§ ACTIVITY
Would you write out all of the data exactly as it appears below?
─── INFORMATION PROVIDED ───
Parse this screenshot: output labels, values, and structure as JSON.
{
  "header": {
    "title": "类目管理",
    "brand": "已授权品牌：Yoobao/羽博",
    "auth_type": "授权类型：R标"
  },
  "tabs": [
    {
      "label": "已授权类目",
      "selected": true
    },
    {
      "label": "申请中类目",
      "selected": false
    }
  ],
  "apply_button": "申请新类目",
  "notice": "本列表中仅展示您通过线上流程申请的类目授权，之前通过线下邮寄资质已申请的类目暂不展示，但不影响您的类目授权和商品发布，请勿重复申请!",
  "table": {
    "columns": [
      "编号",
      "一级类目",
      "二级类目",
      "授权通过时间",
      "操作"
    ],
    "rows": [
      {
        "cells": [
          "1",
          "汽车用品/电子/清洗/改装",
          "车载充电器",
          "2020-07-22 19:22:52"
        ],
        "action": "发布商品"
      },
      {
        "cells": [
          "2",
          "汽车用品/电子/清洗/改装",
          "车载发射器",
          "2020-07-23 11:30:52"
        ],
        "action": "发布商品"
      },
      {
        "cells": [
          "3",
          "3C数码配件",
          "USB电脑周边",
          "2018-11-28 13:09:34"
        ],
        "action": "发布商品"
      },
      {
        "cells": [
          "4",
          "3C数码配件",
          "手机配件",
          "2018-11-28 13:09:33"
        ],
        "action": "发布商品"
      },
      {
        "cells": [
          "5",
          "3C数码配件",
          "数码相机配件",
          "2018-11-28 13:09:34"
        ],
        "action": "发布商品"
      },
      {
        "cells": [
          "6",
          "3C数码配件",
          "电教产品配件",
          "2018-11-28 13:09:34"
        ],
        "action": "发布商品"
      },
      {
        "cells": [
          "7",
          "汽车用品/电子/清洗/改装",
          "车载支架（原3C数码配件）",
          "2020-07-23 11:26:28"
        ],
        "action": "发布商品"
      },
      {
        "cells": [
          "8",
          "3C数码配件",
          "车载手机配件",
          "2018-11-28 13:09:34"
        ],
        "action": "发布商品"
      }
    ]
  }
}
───
§ WRITTEN RESPONSE
Parse this screenshot: output labels, values, and structure as JSON.
{
  "header": {
    "title": "类目管理",
    "brand": "已授权品牌：Yoobao/羽博",
    "auth_type": "授权类型：R标"
  },
  "tabs": [
    {
      "label": "已授权类目",
      "selected": true
    },
    {
      "label": "申请中类目",
      "selected": false
    }
  ],
  "apply_button": "申请新类目",
  "notice": "本列表中仅展示您通过线上流程申请的类目授权，之前通过线下邮寄资质已申请的类目暂不展示，但不影响您的类目授权和商品发布，请勿重复申请!",
  "table": {
    "columns": [
      "编号",
      "一级类目",
      "二级类目",
      "授权通过时间",
      "操作"
    ],
    "rows": [
      {
        "cells": [
          "1",
          "汽车用品/电子/清洗/改装",
          "车载充电器",
          "2020-07-22 19:22:52"
        ],
        "action": "发布商品"
      },
      {
        "cells": [
          "2",
          "汽车用品/电子/清洗/改装",
          "车载发射器",
          "2020-07-23 11:30:52"
        ],
        "action": "发布商品"
      },
      {
        "cells": [
          "3",
          "3C数码配件",
          "USB电脑周边",
          "2018-11-28 13:09:34"
        ],
        "action": "发布商品"
      },
      {
        "cells": [
          "4",
          "3C数码配件",
          "手机配件",
          "2018-11-28 13:09:33"
        ],
        "action": "发布商品"
      },
      {
        "cells": [
          "5",
          "3C数码配件",
          "数码相机配件",
          "2018-11-28 13:09:34"
        ],
        "action": "发布商品"
      },
      {
        "cells": [
          "6",
          "3C数码配件",
          "电教产品配件",
          "2018-11-28 13:09:34"
        ],
        "action": "发布商品"
      },
      {
        "cells": [
          "7",
          "汽车用品/电子/清洗/改装",
          "车载支架（原3C数码配件）",
          "2020-07-23 11:26:28"
        ],
        "action": "发布商品"
      },
      {
        "cells": [
          "8",
          "3C数码配件",
          "车载手机配件",
          "2018-11-28 13:09:34"
        ],
        "action": "发布商品"
      }
    ]
  }
}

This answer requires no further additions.